St Mary Graces

I give her a name, Nell, the lost belltower
reverberating again. I pick an age
from the range suggested: let her be thirty-one,
with a man, four children
living. I invent her a profession:
baker. I give her a dry humour,
a brisk scorn for her mother, a crimson
ribbon in her hair, which is oak-brown,
massive against her neck, her eyes brown,
her hands padded and practical. I offer her
what little I can, being so ignorant
and she so much diminished, a scattering
of ribs and knuckles over a narrow space
hollowed between her neighbours;
and a skull
lustrous, the stain
of copper that leached down to her, through the flooring,
foundations, the soil above her, her winding-sheet,
five centuries after her death, when they were stamping
kings and queens onto farthings;
her even teeth
jade-green, fit for a party or a plague.

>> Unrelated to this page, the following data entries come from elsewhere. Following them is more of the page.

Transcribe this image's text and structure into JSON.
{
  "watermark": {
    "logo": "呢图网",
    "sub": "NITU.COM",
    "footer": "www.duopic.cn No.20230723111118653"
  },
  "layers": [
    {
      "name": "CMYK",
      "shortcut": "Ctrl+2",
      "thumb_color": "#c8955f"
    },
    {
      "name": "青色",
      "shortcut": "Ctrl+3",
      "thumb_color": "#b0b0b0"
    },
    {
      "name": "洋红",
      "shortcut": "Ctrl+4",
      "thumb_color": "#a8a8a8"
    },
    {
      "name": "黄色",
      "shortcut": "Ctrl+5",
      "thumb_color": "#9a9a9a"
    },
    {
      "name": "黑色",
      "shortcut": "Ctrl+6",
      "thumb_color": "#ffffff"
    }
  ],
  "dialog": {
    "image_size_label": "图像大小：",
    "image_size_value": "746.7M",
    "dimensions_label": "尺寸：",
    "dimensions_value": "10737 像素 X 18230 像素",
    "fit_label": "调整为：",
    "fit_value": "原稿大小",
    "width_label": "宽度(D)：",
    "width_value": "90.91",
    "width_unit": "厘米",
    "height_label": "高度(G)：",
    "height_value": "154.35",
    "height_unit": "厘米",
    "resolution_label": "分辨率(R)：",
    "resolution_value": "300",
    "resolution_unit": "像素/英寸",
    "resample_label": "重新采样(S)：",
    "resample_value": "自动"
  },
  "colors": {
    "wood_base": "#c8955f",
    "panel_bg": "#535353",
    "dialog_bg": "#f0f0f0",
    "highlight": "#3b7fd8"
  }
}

The Royal Mint was built in the early nineteenth century on the site of the Cistercian abbey of St Mary Graces; which in turn was built over a fourteenth-century ‘catastrophe cemetery,’ a mass grave for plague victims.